Likewise, as one type of paper is used up and others replace it, a chain of profiles is produced, analogous to the chain of watermark pairs mentioned above, which can establish a relative dating of codices produced in that scriptorium.| |Establishing that one paper matches another is not easy, given the intentional similarity among watermarks, the short life-span of any one filigree, the the liklihood that it would be replaced by a new one made to look like the first.
In cases like this, the physical features other than watermarks and the chain and wire lines may be the result of how papers were treated prior to their use by a scribe or a center of book production.
However the watermark originated, this new development in papermaking technology was quickly adapted to new functions by the paper factories, which began using them as "trademarks" and to distinguish different grades or batches of paper.
Watermarks were made by bending pieces of wire into filigree designs (French: filigrane) and tying them onto the wire mesh which served as the bottom of the paper mold.
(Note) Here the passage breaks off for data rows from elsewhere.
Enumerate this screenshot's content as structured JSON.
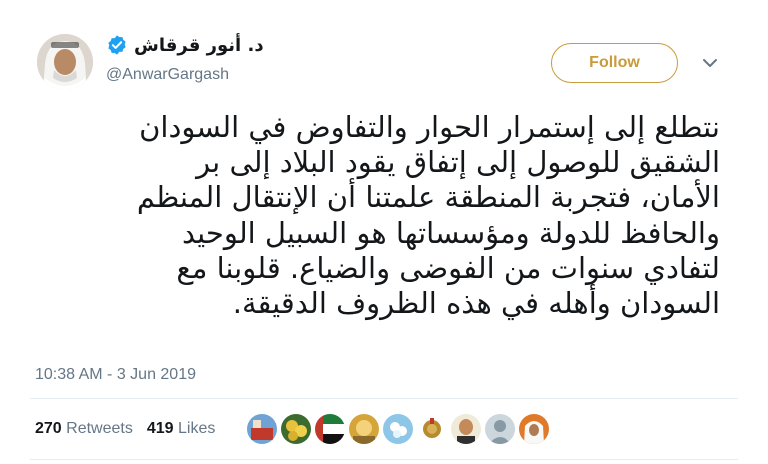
{
  "tweet": {
    "display_name": "د. أنور قرقاش",
    "handle": "@AnwarGargash",
    "follow_label": "Follow",
    "text_lines": [
      "نتطلع إلى إستمرار الحوار والتفاوض في السودان",
      "الشقيق للوصول إلى إتفاق يقود البلاد إلى بر",
      "الأمان، فتجربة المنطقة علمتنا أن الإنتقال المنظم",
      "والحافظ للدولة ومؤسساتها هو السبيل الوحيد",
      "لتفادي سنوات من الفوضى والضياع. قلوبنا مع",
      "السودان وأهله في هذه الظروف الدقيقة."
    ],
    "timestamp": "10:38 AM - 3 Jun 2019",
    "retweets_count": "270",
    "retweets_label": "Retweets",
    "likes_count": "419",
    "likes_label": "Likes"
  },
  "colors": {
    "accent": "#c99b3a",
    "verified": "#1da1f2",
    "muted": "#657786",
    "text": "#14171a"
  }
}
Sometimes this usage was varied; for example, papers were sometimes made with double watermarks so that when the sheet of paper was folded, each folio showed a watermark in the center.| |Beginning in the sixteenth century, in addition to these watermarks, many papers also were given smaller, secondary marks called countermarks.
(Read on, for .) While this archive includes prints of some examples of Arabic paper, it is primarily watermarked papers which will be found here.European paper was made in a rectangular mold something like a tray, consisting of a frame (deckle) which determined the size of the paper, and a bottom made of a wire mesh.
(This could be back-breaking work for the laborer in the paper factory, for the mold full of paper pulp was heavy, and the larger the sheet of paper, the heavier.) As the remaining liquid in the pulp drained out through wire mesh, the pattern of the mesh was imprinted in the paper as thin spots which remain visible today when the paper is held up to the light.| |From the thirteenth century on, Greek manuscripts were written increasingly on watermarked paper imported from Italy, and soon from other sources in Western Europe.
All of these early papers were unwatermarked; they are recognizable from other physical characteristics such as color, consistency and characteristic patterns of the lines visible in the paper.
Frequently the two matched watermarks will occur in each gathering of a codex in alternation, just as they were made by the papermaker.The paper-making process was hard on the molds, and especially on the filigrees that produced watermarks.
And then - judgoing from the papers being produced at this point in time they appeared to be triplets.... These vicissitudes in the lives of the filigree twins resulted in some variations in the normal pattern of matched pairs of watermarks in lots of paper or in gatherings of codices.
Taking its name from the embossed stamp on paper, a watermark is a text or graphic image that overlaps an existing text or graphic image without obstructing it. Watermarks can be used to indicate the confidentiality of reports, whether invoices have been paid or who owns the graphic images displayed on a Web site. Following are instructions for how to make a watermark in Microsoft Word, Microsoft Excel and your graphic editor.
In such cases, two unlike watermarks might appear as an unmatched pair, typically alternating in the gatherings of a codex in the same fashion as watermarks made by legitimate filigree twins, but neither one having a twin mark.| | When enough examples of a particular watermark are documented - which is the purpose of the present watermark archive - it is possible to establish a relative dating of the paper on the basis of the gradual deterioration of the watermark and the chain of replacement watermarks.
For example, a questioned document that purports to have been executed in 2001 may contain a watermark that, after research, proves that the paper was not made until 2012.
Senior Conservator Erin Hammeke had previously used a tool developed by Victoria Binder to make a color accurate printed reproduction for use in an exhibit so I decided to look into that. Victoria’s article in ’ discusses using the Action feature in Photoshop to automatically make variations on settings like midtone color, exposure, and saturation in an easily printable contact sheet. I wasn’t looking to create a fill for a photograph, but color matching a printed image to an original was exactly what I needed. By using Victoria’s Actions Set I could easily print contact sheets with up to 15 variations on a single page, and pick the one that looked closest to the original without wasting reams of paper.